My organisation won a project to renovate and upgrade a mini estate after the former occupants who had stayed there for four years moved out. Excited about this new prospect, we set out to scout for the army of artisans we needed for the job.
Half way through the inspection process, we discovered that the armoured electrical cable supplying the estate with electricity from the state electrical feeder had been destroyed. We learned from within the neighbourhood that the damage had been done a while back, and because we didn’t know who was responsible, there was no one to ask for compensation.
We proceeded to contact an electrician to give a quotation for repair and to our horror he quoted an amount that would have completed the electrical wiring of three estates put together! When questioned about his absurd quotation, the electrician explained to us that he was going to deliver a “foreign” standard job and not an African standard one.
His response took me by surprise. I become curious to find out what the African standard of craftsmanship was and the difference between foreign and African standards.
He went on confidently to say that the foreign standard was “superior”, and that he would make sure that his work would not be an inferior one, that is, “African”.
Although I was livid by his explanation, it made me reflect on a few things:
- Here was a man openly admitting that he knew the difference between standards.
- He knew he had the ability to deliver both standards
- He was openly admitting that the standard he represented was inferior and was offering me another country’s standard for an increase in price.
Washed with anger, I swiftly give him a tongue lashing, letting him know that my African standard was just as good as any foreign standard and that I expected nothing less from him for the regular price of work to be done. Why couldn’t our African standard be the superior one? I read him the riot act on the presumption of standards and my belief that they were only as good as the people perfected and believed them to be.

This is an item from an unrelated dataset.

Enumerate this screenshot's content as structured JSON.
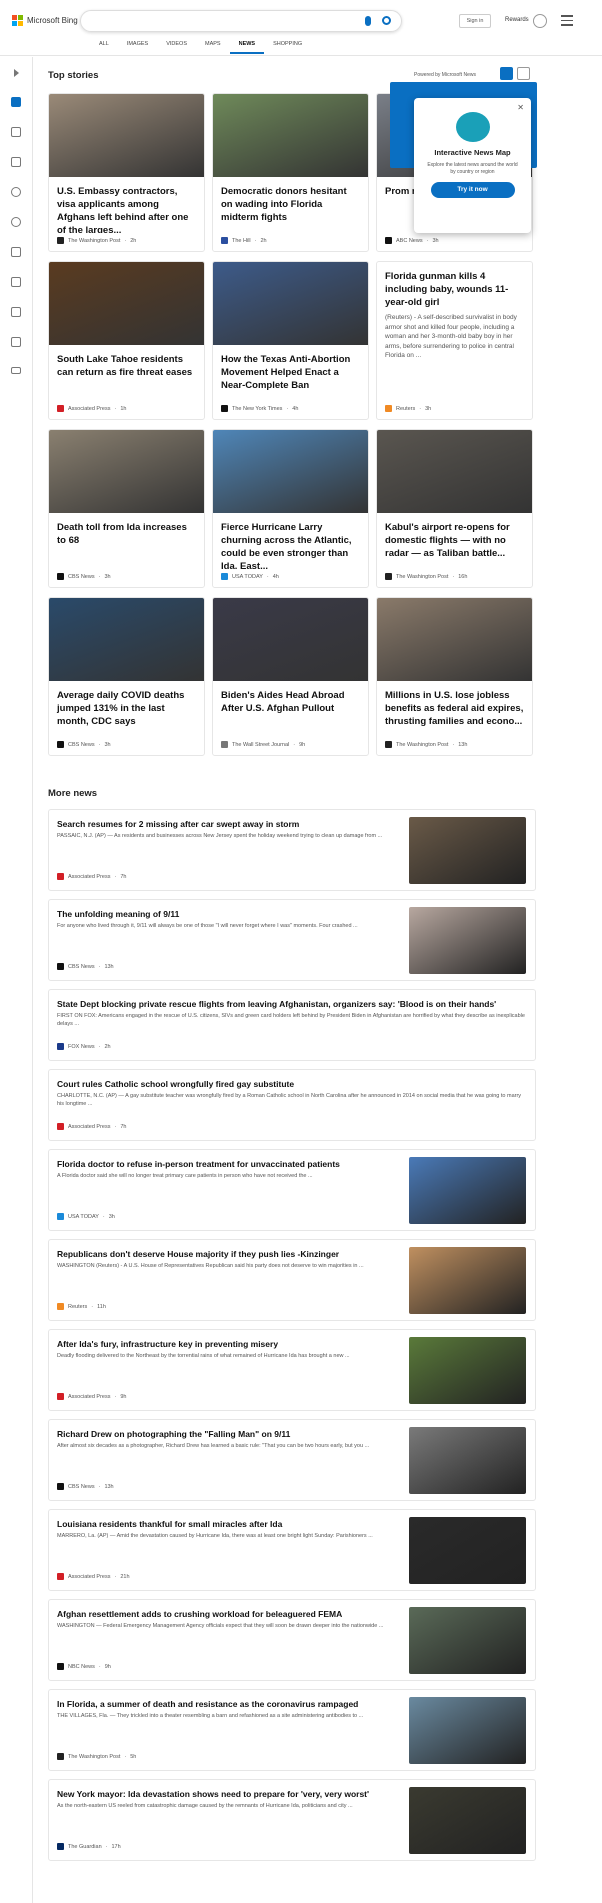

After I had calmed down, I had to stop and analyze this situation: why did this man think his country’s standards were inferior?
Was it because of the following reasons:
- He had been so mentally compromised by media reports praising the achievements of the western world that he felt Africa could never catch up?
- Maybe it was because he still sees Africa (and himself) as a place of poverty, disease, illiteracy and corruption – a helpless continent that cannot help itself?
- Maybe his inferiority complex was as a result of the confusion sometimes experienced by Africans, who are aware, but unconsciously fight the African renaissance, that is, a new wave of change. Change in social consciousness, Ideologies and formats.
Whatever the case, I did regret speaking to him in an angry way. Maybe if I had explained in detail that a country and continent is only as powerful and as mighty as the love citizens give to her, that there is no place like home, and that one’s home country should not be put down, maybe, he would have understood that no matter how inferior situations and circumstances are perceived to be, resignation and acceptance should never be the road most travelled.